Ivan Vanča Mihajlov: Macedonian Revolutionary without Homeland and Roots Cover Image

Ivan Vanča Mihajlov: makedonski revolucionar uskraćen za domovinu i korijene
Ivan Vanča Mihajlov: Macedonian Revolutionary without Homeland and Roots

Author(s): Nada Kisić Kolanović
Subject(s): History
Published by: Hrvatski institut za povijest
Keywords: Croatian nationalists; Macedonian emigrants; Sofia Declaration; Croatian ustasha; Ante Pavelić; Gustav Perčec; Georgij Kondov; Ivan Hadzev; Macedonian National Committee for Emigrant Organizations; Vančo Mihaljov; IMRO; Yugoslavia; Bulgaria; Macedonia; As

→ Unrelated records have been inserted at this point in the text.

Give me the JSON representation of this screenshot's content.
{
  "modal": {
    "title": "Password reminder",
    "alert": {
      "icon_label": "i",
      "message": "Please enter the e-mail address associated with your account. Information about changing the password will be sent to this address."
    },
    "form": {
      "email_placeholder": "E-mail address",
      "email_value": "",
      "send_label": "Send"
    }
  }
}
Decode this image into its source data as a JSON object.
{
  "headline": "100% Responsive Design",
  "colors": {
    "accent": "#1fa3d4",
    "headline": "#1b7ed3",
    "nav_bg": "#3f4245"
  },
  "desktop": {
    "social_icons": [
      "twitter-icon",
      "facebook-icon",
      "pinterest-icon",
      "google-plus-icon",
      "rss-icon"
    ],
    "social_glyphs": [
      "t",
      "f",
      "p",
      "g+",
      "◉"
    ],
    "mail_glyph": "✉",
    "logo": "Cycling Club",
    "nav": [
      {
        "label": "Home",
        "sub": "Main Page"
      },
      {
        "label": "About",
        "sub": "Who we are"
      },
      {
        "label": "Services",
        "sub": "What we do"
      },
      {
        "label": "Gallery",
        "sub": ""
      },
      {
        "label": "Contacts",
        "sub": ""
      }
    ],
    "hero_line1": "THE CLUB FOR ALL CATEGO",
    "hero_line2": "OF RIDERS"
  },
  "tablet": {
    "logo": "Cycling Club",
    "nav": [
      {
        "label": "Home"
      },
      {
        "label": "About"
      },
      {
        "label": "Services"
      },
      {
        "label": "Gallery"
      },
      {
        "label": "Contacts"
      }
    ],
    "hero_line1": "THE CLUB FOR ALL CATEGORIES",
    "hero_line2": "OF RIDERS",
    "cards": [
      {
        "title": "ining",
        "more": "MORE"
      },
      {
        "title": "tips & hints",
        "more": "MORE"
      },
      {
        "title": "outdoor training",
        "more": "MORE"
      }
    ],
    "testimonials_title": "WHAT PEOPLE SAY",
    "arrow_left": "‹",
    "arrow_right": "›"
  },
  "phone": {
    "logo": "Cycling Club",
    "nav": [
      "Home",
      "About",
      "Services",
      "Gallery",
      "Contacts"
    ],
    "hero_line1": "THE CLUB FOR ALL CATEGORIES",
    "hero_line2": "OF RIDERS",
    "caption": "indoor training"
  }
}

Summary/Abstract: The friendship between Croatian nationalists and Macedonian emigrants dates from 1929. In that year, at the town of Banka by Sofia, the “Sofia Declaration” was signed by Croatian ustasha leaders Ante Pavelić and Gustav Perčec, and Georgij Kondov and Ivan Hadzev, members of the Macedonian National Committee for Emigrant Organizations. The signatories swore to “coordinate their legal activities to attain popular and national rights, political freedom, a full national sovereignty for Croatia and Macedonia.” At this time, Pavelić also met with Ivan Vančo Mihajlov in Sofia in order to establish cooperative ties between the Ustasa organization and the right wing of IMRO. In 1934 IMRO paid the price for improved relations between Yugoslavia and Bulgaria, and Bulgaria turned its back on Mihajlov. He decided to promote the Macedonian idea in exile. As far as his political program is concerned, there is no doubt that in the middle of 1928 Mihajlov rejected the notion of “autonomy” for Macedonia in favour of full independence. But what is specific and original in his program is that his idea of Macedonian independence does not imply Macedonian ethnic character. His ideas were not acceptable to Bulgarian nationalists and, more importantly, it cost him the support of IMRO which he at first whole-heartedly enjoyed. Correspondence between the Bulgarian right-wing nationalist Asen Kantardzijev and Mihajlov from 1943 clearly reveals that Mihajlov can not become the leader of a Macedonian organization because he is deemed to have lost his Bulgarian outlook and point of origin. His decision not to return to Bulgaria in 1941 seems to prove that the rift between Mihajlov and Bulgarian political leaders was deep. The Ustasa government provided Mihajlov a safe haven in Zagreb between 1941-1944. He was in close contact with Pavelić and most likely had an influence on the latter’s politics.

  • Issue Year: 34/2002
  • Issue No: 1
  • Page Range: 107-139
  • Page Count: 32
  • Language: Croatian